Element data from apps and pages:
▼
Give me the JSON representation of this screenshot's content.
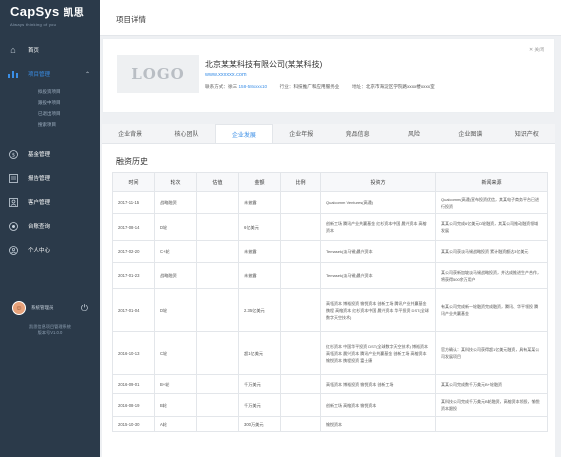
{
  "brand": {
    "name": "CapSys",
    "name_cn": "凯思",
    "tagline": "Always thinking of you"
  },
  "nav": {
    "items": [
      {
        "label": "首页",
        "icon": "home-icon"
      },
      {
        "label": "项目管理",
        "icon": "chart-icon",
        "active": true
      },
      {
        "label": "基金管理",
        "icon": "fund-icon"
      },
      {
        "label": "报告管理",
        "icon": "report-icon"
      },
      {
        "label": "客户管理",
        "icon": "user-icon"
      },
      {
        "label": "台账查询",
        "icon": "query-icon"
      },
      {
        "label": "个人中心",
        "icon": "profile-icon"
      }
    ],
    "sub_items": [
      "拟投资项目",
      "跟投中项目",
      "已退出项目",
      "搜索项目"
    ]
  },
  "user": {
    "name": "系统管理员"
  },
  "system": {
    "line1": "凯思信息项目管理系统",
    "line2": "版本号V1.0.0"
  },
  "page": {
    "title": "项目详情"
  },
  "company": {
    "logo": "LOGO",
    "name": "北京某某科技有限公司(某某科技)",
    "url": "www.xxxxxx.com",
    "contact_label": "联系方式：",
    "contact_name": "徐三",
    "contact_phone": "158-58xxxx10",
    "industry_label": "行业：",
    "industry": "科技推广和应用服务业",
    "address_label": "地址：",
    "address": "北京市海淀区学院路xxxx楼xxxx室",
    "close": "✕ 关闭"
  },
  "tabs": [
    "企业背景",
    "核心团队",
    "企业发展",
    "企业年报",
    "竞品信息",
    "风险",
    "企业图谱",
    "知识产权"
  ],
  "section": {
    "title": "融资历史"
  },
  "table": {
    "headers": [
      "时间",
      "轮次",
      "估值",
      "金额",
      "比例",
      "投资方",
      "新闻来源"
    ],
    "rows": [
      [
        "2017-11-15",
        "战略融资",
        "",
        "未披露",
        "",
        "Qualcomm Ventures(高通)",
        "Qualcomm(高通)宣布投资优信，其某电子商务平台已进行投资"
      ],
      [
        "2017-08-14",
        "D轮",
        "",
        "6亿美元",
        "",
        "创新工场 腾讯产业共赢基金 红杉资本中国 晨兴资本 高榕资本",
        "某某公司完成6亿美元D轮融资，其某公司推动融资领域发展"
      ],
      [
        "2017-02-20",
        "C+轮",
        "",
        "未披露",
        "",
        "Temasek(淡马锡)晨兴资本",
        "某某公司获淡马锡战略投资 累计融资额达3亿美元"
      ],
      [
        "2017-01-23",
        "战略融资",
        "",
        "未披露",
        "",
        "Temasek(淡马锡)晨兴资本",
        "某公司获新加坡淡马锡战略投资，并达成推进生产合作，将获得500余万用户"
      ],
      [
        "2017-01-04",
        "D轮",
        "",
        "2.35亿美元",
        "",
        "高瓴资本 博裕投资 愉悦资本 创新工场 腾讯产业共赢基金 携程 高榕资本 红杉资本中国 晨兴资本 华平投资 DST(全球数字天空技术)",
        "有某公司完成新一轮融资完成融资，腾讯、华平领投 腾讯产业共赢基金"
      ],
      [
        "2016-10-13",
        "C轮",
        "",
        "超1亿美元",
        "",
        "红杉资本 中国华平投资 DST(全球数字天空技术) 博裕资本 高瓴资本 晨兴资本 腾讯产业共赢基金 创新工场 高榕资本 愉悦资本 携程投资 富士康",
        "官方确认：某科技公司获得超1亿美元融资，具有某某公司发展项目"
      ],
      [
        "2016-09-01",
        "B+轮",
        "",
        "千万美元",
        "",
        "高瓴资本 博裕投资 愉悦资本 创新工场",
        "某某公司完成数千万美元B+轮融资"
      ],
      [
        "2016-08-19",
        "B轮",
        "",
        "千万美元",
        "",
        "创新工场 高榕资本 愉悦资本",
        "某科技公司完成千万美元B轮融资，高榕资本领投，愉悦资本跟投"
      ],
      [
        "2015-10-30",
        "A轮",
        "",
        "300万美元",
        "",
        "愉悦资本",
        ""
      ]
    ]
  }
}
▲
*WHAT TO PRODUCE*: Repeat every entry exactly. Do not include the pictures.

*EXERCISE RESULT*:
Give me the JSON representation of this screenshot's content.
{
  "brand": {
    "name": "CapSys",
    "name_cn": "凯思",
    "tagline": "Always thinking of you"
  },
  "nav": {
    "items": [
      {
        "label": "首页",
        "icon": "home-icon"
      },
      {
        "label": "项目管理",
        "icon": "chart-icon",
        "active": true
      },
      {
        "label": "基金管理",
        "icon": "fund-icon"
      },
      {
        "label": "报告管理",
        "icon": "report-icon"
      },
      {
        "label": "客户管理",
        "icon": "user-icon"
      },
      {
        "label": "台账查询",
        "icon": "query-icon"
      },
      {
        "label": "个人中心",
        "icon": "profile-icon"
      }
    ],
    "sub_items": [
      "拟投资项目",
      "跟投中项目",
      "已退出项目",
      "搜索项目"
    ]
  },
  "user": {
    "name": "系统管理员"
  },
  "system": {
    "line1": "凯思信息项目管理系统",
    "line2": "版本号V1.0.0"
  },
  "page": {
    "title": "项目详情"
  },
  "company": {
    "logo": "LOGO",
    "name": "北京某某科技有限公司(某某科技)",
    "url": "www.xxxxxx.com",
    "contact_label": "联系方式：",
    "contact_name": "徐三",
    "contact_phone": "158-58xxxx10",
    "industry_label": "行业：",
    "industry": "科技推广和应用服务业",
    "address_label": "地址：",
    "address": "北京市海淀区学院路xxxx楼xxxx室",
    "close": "✕ 关闭"
  },
  "tabs": [
    "企业背景",
    "核心团队",
    "企业发展",
    "企业年报",
    "竞品信息",
    "风险",
    "企业图谱",
    "知识产权"
  ],
  "section": {
    "title": "融资历史"
  },
  "table": {
    "headers": [
      "时间",
      "轮次",
      "估值",
      "金额",
      "比例",
      "投资方",
      "新闻来源"
    ],
    "rows": [
      [
        "2017-11-15",
        "战略融资",
        "",
        "未披露",
        "",
        "Qualcomm Ventures(高通)",
        "Qualcomm(高通)宣布投资优信，其某电子商务平台已进行投资"
      ],
      [
        "2017-08-14",
        "D轮",
        "",
        "6亿美元",
        "",
        "创新工场 腾讯产业共赢基金 红杉资本中国 晨兴资本 高榕资本",
        "某某公司完成6亿美元D轮融资，其某公司推动融资领域发展"
      ],
      [
        "2017-02-20",
        "C+轮",
        "",
        "未披露",
        "",
        "Temasek(淡马锡)晨兴资本",
        "某某公司获淡马锡战略投资 累计融资额达3亿美元"
      ],
      [
        "2017-01-23",
        "战略融资",
        "",
        "未披露",
        "",
        "Temasek(淡马锡)晨兴资本",
        "某公司获新加坡淡马锡战略投资，并达成推进生产合作，将获得500余万用户"
      ],
      [
        "2017-01-04",
        "D轮",
        "",
        "2.35亿美元",
        "",
        "高瓴资本 博裕投资 愉悦资本 创新工场 腾讯产业共赢基金 携程 高榕资本 红杉资本中国 晨兴资本 华平投资 DST(全球数字天空技术)",
        "有某公司完成新一轮融资完成融资，腾讯、华平领投 腾讯产业共赢基金"
      ],
      [
        "2016-10-13",
        "C轮",
        "",
        "超1亿美元",
        "",
        "红杉资本 中国华平投资 DST(全球数字天空技术) 博裕资本 高瓴资本 晨兴资本 腾讯产业共赢基金 创新工场 高榕资本 愉悦资本 携程投资 富士康",
        "官方确认：某科技公司获得超1亿美元融资，具有某某公司发展项目"
      ],
      [
        "2016-09-01",
        "B+轮",
        "",
        "千万美元",
        "",
        "高瓴资本 博裕投资 愉悦资本 创新工场",
        "某某公司完成数千万美元B+轮融资"
      ],
      [
        "2016-08-19",
        "B轮",
        "",
        "千万美元",
        "",
        "创新工场 高榕资本 愉悦资本",
        "某科技公司完成千万美元B轮融资，高榕资本领投，愉悦资本跟投"
      ],
      [
        "2015-10-30",
        "A轮",
        "",
        "300万美元",
        "",
        "愉悦资本",
        ""
      ]
    ]
  }
}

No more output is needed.